═════ DATASET RECORDS
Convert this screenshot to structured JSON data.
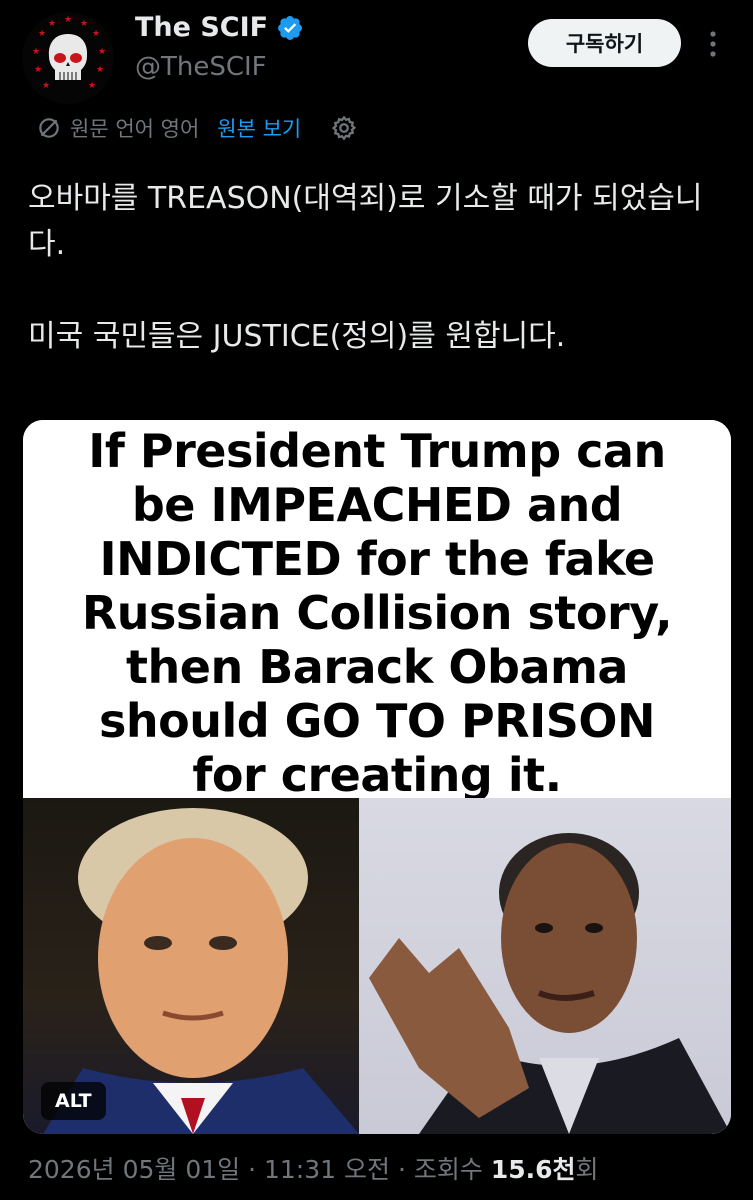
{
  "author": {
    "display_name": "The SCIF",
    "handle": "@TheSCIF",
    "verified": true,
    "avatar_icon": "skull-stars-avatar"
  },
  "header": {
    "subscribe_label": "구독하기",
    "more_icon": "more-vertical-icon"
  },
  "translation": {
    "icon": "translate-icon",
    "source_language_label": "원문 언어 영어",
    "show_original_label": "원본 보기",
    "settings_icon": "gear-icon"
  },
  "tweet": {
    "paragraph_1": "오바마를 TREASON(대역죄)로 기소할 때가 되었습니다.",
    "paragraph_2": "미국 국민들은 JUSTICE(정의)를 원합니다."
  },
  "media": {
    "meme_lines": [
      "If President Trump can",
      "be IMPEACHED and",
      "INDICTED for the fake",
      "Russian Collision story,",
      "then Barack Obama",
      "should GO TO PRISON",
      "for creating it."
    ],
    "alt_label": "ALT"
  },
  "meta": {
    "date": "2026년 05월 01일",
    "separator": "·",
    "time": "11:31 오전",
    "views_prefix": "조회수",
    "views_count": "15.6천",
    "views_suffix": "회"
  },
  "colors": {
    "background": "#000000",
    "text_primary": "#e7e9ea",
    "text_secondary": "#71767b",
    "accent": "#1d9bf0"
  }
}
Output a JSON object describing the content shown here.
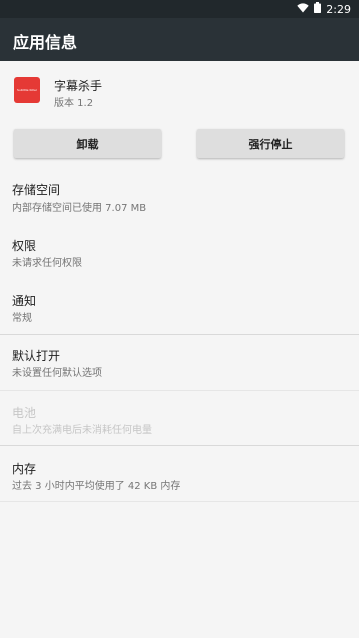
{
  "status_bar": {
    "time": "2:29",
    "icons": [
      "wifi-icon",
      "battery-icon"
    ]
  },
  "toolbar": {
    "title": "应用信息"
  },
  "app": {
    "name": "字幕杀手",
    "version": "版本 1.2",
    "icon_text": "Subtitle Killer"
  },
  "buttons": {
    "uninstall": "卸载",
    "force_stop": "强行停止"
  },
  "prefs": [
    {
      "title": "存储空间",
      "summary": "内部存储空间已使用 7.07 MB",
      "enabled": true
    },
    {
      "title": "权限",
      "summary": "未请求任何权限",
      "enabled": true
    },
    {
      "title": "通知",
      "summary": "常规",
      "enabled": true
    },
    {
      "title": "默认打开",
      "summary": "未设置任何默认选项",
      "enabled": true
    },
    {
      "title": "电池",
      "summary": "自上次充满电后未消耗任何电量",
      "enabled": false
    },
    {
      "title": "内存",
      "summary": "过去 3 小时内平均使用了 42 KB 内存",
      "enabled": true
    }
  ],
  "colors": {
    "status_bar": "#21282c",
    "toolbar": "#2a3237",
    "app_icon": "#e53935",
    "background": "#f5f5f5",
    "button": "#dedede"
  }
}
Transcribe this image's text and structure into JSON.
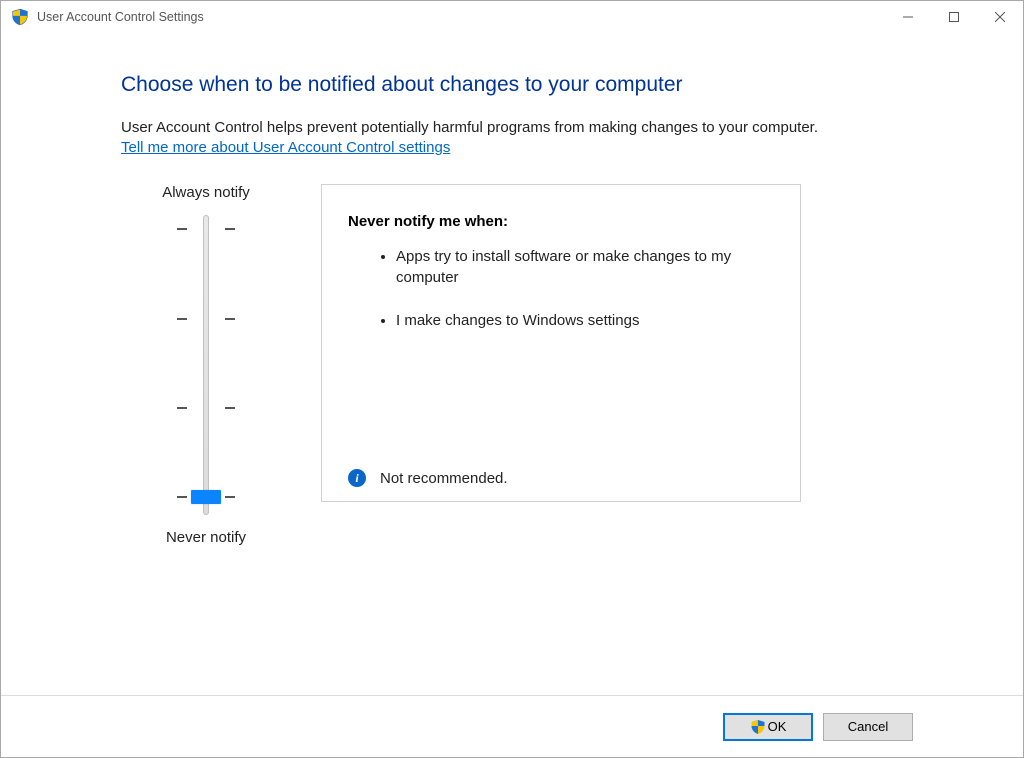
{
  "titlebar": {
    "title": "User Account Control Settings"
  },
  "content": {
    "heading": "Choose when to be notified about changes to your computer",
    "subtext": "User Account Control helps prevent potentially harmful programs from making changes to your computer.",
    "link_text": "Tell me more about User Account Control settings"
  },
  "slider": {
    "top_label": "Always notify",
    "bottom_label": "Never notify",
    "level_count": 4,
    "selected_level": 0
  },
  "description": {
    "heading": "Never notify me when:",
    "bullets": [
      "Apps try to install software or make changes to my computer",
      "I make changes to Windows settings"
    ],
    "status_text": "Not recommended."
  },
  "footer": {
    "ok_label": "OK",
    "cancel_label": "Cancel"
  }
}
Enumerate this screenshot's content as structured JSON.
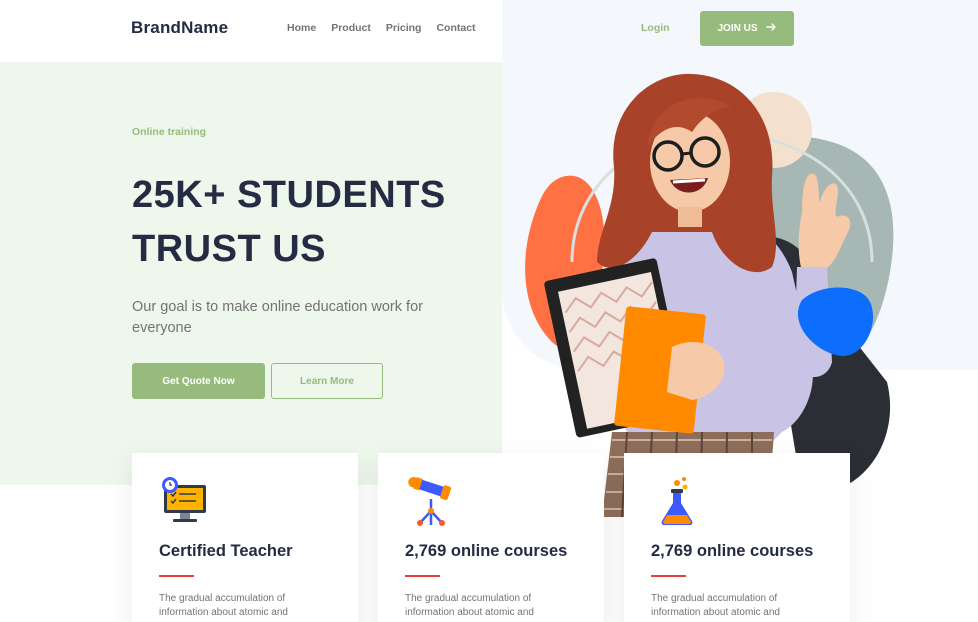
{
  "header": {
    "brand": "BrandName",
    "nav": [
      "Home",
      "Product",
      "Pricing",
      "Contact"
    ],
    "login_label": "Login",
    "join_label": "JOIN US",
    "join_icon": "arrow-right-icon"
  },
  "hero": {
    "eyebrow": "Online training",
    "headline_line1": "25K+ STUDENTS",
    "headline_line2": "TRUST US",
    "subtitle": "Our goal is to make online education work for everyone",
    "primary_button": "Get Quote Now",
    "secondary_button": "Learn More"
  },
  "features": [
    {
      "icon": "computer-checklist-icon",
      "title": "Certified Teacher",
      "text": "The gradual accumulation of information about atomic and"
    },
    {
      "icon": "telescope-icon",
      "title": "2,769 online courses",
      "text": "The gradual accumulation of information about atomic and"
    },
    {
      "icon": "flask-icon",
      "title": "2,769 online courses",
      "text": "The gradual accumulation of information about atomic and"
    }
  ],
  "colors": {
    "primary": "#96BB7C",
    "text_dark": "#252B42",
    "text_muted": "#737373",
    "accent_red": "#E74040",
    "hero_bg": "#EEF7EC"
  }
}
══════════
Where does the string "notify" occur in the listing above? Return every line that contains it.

    "top_label": "Always notify",
    "bottom_label": "Never notify",
    "heading": "Never notify me when:",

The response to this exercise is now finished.